_ASSIGNED TASK_
Each line below with the string "Referral" should be copied.

_DATA SHOWN_
#####

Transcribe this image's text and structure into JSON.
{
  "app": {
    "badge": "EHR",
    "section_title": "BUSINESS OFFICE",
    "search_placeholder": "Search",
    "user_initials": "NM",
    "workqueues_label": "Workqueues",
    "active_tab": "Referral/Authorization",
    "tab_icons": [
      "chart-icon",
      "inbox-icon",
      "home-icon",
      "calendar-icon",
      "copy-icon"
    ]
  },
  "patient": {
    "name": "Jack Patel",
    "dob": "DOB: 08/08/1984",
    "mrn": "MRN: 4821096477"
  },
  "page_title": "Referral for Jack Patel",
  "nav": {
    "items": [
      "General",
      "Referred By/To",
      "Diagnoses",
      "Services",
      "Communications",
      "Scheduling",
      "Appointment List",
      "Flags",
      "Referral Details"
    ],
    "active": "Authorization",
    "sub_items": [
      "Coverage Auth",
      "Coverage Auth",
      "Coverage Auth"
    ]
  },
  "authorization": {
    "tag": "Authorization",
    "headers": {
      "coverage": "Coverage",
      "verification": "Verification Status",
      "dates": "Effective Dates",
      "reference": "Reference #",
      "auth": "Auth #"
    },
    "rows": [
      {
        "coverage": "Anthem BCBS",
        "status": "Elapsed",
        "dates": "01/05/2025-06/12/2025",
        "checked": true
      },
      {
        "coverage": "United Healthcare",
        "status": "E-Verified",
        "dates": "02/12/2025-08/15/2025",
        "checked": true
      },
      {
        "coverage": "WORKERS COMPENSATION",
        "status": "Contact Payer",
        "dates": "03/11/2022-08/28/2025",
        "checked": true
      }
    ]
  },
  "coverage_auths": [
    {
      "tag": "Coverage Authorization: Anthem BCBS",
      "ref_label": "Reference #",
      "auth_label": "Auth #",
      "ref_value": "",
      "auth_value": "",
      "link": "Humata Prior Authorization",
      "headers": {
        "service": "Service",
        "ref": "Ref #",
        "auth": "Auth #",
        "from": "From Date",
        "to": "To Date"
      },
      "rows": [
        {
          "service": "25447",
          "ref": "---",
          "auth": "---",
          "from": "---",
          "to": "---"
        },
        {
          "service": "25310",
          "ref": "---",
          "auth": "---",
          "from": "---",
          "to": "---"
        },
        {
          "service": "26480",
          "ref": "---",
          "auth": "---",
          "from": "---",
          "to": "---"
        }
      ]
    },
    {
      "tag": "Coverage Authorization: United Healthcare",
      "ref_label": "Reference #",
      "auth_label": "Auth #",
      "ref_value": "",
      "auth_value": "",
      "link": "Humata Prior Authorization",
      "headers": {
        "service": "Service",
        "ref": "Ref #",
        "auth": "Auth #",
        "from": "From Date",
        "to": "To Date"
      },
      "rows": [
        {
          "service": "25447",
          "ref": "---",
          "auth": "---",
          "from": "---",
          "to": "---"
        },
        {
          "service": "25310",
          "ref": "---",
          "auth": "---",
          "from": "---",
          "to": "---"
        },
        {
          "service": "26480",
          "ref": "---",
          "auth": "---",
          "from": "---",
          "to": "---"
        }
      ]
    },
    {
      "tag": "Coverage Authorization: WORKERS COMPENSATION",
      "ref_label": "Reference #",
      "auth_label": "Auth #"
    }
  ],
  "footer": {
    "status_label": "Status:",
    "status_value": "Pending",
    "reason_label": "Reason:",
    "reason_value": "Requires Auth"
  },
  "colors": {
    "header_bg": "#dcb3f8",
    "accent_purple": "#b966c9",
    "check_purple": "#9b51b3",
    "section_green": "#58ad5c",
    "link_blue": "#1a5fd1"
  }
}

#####

_ANSWER SECTION_
    "active_tab": "Referral/Authorization",
  "page_title": "Referral for Jack Patel",
      "Referral Details"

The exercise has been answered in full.